Continued from Sequence B
Houdini, running furiously approaches the station and looks at Bess sitting on their trunk crying.
Bess lets Houdini know that everybody is on the train going to Philadelphia where they are to appear in a performance at the Grand Theatre, a performance and paycheck they will undoubtedly miss.
Houdini sits on the trunk beside her and shows her the handcuffs he picked up in an old shop for six dollars.
The attendant tells them they can’t leave their trunk there and that there aint no train that stops here until tomorrow.
Suddenly there is a whistle from an express train and Houdini runs out on the tracks cuffs himself to the rail.
The train grinds to a screaming halt and the conductor asks if Houdini is trying to kill himself and Houdini replies he just trying to get to Philadelphia.
The conductor tells Houdini to unlock the cuffs and get out of here, but Houdini doesn’t have the key.
The conductor looks at him in silent rage and tries to open the cuffs to no avail.
Houdini tells conductor that if he puts his trunk, wife and himself on the train that he will be out of the cuffs before he can say Philadelphia.

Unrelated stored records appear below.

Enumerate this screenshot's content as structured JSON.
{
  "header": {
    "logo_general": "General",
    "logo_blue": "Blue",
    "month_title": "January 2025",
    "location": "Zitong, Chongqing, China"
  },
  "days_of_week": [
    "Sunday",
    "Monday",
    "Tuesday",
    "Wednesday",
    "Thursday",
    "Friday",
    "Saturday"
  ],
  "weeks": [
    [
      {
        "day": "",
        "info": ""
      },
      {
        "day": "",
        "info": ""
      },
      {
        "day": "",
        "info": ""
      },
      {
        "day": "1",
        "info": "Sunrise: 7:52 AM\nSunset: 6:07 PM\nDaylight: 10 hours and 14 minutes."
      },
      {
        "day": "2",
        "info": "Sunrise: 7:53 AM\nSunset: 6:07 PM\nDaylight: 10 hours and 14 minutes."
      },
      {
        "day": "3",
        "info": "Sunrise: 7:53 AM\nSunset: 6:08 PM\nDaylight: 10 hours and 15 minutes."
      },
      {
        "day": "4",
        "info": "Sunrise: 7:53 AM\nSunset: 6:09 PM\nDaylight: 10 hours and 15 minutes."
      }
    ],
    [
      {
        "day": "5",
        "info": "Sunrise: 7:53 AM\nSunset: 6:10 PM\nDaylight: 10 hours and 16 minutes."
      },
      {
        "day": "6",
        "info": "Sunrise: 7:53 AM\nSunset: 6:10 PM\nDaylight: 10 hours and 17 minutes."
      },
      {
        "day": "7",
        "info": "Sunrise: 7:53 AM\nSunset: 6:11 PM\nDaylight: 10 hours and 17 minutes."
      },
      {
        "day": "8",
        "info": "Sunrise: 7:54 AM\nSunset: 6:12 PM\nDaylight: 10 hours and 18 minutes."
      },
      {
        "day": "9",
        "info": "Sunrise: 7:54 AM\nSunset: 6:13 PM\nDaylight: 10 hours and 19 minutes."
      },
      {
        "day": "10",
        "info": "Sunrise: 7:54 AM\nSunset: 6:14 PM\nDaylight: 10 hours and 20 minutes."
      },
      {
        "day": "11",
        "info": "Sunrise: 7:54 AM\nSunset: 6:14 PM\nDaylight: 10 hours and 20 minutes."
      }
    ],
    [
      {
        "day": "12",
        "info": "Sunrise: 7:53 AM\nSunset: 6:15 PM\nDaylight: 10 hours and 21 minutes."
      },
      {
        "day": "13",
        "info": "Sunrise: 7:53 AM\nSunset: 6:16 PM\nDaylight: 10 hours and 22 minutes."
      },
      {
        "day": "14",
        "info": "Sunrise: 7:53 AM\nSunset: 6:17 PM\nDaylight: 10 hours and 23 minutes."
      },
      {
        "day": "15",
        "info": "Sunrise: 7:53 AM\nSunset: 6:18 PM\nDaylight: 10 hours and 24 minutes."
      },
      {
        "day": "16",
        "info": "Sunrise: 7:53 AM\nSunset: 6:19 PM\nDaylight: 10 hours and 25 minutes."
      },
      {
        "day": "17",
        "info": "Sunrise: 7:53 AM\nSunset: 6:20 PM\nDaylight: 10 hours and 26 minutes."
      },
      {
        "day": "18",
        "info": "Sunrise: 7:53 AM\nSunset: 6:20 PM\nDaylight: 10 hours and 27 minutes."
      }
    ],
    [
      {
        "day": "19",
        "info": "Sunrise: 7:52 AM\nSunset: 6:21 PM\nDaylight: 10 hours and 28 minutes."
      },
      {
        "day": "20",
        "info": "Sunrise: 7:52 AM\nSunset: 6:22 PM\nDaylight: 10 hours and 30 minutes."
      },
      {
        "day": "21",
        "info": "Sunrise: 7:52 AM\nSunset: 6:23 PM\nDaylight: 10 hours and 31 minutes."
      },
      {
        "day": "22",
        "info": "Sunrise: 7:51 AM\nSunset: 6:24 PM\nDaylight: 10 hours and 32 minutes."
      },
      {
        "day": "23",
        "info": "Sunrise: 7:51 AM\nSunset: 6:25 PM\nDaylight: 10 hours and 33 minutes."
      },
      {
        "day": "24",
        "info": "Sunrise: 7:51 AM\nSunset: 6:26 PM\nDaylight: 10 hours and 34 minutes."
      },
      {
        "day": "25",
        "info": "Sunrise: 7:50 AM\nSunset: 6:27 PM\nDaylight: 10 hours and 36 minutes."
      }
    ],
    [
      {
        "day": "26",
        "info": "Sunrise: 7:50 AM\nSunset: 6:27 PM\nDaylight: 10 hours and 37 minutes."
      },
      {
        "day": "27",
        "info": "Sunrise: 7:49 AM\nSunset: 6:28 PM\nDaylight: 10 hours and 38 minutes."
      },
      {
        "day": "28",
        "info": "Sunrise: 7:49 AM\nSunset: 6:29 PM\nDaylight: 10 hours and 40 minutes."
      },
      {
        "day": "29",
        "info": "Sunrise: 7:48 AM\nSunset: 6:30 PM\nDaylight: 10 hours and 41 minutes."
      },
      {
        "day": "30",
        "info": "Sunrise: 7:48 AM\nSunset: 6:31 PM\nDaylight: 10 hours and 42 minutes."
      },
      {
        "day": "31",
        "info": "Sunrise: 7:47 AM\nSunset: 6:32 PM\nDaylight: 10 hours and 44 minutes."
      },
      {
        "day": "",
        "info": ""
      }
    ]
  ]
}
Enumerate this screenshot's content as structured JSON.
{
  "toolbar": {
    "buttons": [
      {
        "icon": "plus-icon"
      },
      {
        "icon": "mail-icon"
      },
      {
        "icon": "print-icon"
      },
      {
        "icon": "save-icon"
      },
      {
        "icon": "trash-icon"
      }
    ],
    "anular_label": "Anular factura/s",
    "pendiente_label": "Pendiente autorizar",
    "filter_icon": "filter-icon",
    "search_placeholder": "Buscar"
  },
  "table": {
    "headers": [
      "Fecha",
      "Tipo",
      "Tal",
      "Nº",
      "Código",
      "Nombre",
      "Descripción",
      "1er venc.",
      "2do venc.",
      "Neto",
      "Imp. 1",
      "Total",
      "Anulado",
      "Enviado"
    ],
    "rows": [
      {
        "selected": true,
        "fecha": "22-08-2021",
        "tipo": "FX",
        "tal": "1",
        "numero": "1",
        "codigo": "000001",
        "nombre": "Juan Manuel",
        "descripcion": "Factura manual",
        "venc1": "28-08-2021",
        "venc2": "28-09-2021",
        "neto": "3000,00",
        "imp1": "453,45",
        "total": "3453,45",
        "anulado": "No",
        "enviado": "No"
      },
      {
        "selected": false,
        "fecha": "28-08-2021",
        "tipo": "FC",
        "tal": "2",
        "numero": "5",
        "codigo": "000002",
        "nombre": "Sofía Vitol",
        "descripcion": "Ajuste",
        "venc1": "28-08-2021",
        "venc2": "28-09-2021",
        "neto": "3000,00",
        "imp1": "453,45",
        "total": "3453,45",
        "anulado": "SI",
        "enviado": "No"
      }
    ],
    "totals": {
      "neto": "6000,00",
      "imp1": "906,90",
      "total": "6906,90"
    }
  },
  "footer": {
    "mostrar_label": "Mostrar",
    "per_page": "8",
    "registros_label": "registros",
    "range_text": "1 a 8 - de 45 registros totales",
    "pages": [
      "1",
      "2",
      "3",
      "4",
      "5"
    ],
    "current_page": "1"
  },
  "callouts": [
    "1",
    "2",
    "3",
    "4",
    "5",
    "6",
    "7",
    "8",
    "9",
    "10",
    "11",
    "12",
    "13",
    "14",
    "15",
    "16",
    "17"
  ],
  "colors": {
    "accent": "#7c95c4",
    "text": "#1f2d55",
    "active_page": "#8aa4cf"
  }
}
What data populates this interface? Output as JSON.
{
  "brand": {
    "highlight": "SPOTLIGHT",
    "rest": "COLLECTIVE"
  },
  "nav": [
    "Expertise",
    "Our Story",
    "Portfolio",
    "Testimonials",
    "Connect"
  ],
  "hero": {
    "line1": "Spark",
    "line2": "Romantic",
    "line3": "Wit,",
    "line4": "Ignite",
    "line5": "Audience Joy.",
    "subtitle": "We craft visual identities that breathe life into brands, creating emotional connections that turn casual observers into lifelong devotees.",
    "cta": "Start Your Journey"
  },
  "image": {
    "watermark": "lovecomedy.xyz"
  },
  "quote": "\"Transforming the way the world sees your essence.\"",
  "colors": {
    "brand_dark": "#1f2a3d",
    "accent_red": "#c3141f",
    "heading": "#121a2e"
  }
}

The conductor tells Houdini he’s won and Houdini proceeds to get out of the cuffs under the cover of a handkerchief.
Bess and Houdini are sitting in one of the seats when a porter comes up to them and tells them there is a gentleman in the parlor car who would like to see Houdini.
Bess and Houdini follow the porter into the car and approach Martin Beck, the gentleman who was so amused at Houdini’s stunt on the tracks.
Beck tells that them they are in the wrong line of business, that the theatrical woods are full of best minding reading acts in the world, but the handcuff stunt you just worked on the tracks is valuable if he can do that with cuffs that aren’t prepared.
Houdini tells Beck the cuffs weren’t prepared and he can do it with any cuffs any locks.
Beck motions to a Sherriff sitting in a chair to take out his handcuffs and clamp them on Houdini’s wrists.
Beck puts his handkerchief over them and Houdini makes short of work of them.
Beck tells Houdini to forget about the mind-reading act, that he is going to make Houdini a headliner, and to be in his New York office the next morning at ten o’clock.
The next morning, they meet with Beck who has planned an European tour in which Houdini will be billed as an escape artist, accept challenges and perform miracles of liberation.
Beck informs Houdini, Mr. Powers (who acted as advance man for Sandow and Lillian Russell) is going to act as his manager, travel with them and arrange bookings and publicity.
The next morning, the boat whistle blows and you see Beck, Powers, Bess, Houdini and Mrs. Weiss.
Bess kisses Mrs. Weiss good-bye and then shakes hands with Beck as Houdini crosses over him to his mother.
Houdini kisses his mama and she tells him maybe I won’t be here to welcome you when you come back.
Houdini tells her she certainly will, but she says you never no God’s will.
Houdini tells her that the Old Fellow upstairs better have you here when he gets back or he is going to be mad at him.
Mrs. Weiss tells Houdini not to talk like that.
Houdini reiterates she will be here and that he is going to bring her jewels, silks and beautiful things.
Mrs. Weiss tells Houdini that there is only one thing she wants him to bring and that’s a leather pair of slippers from a little shop boot shop in Hamburg like she used to have when she was a little girl.
Houdini says he will get them and Mrs. Weiss reiterates if anything should happen to her, that he must always feel that she is near him.
Houdini doesn’t answer but kisses her.
To be continued…Sequence D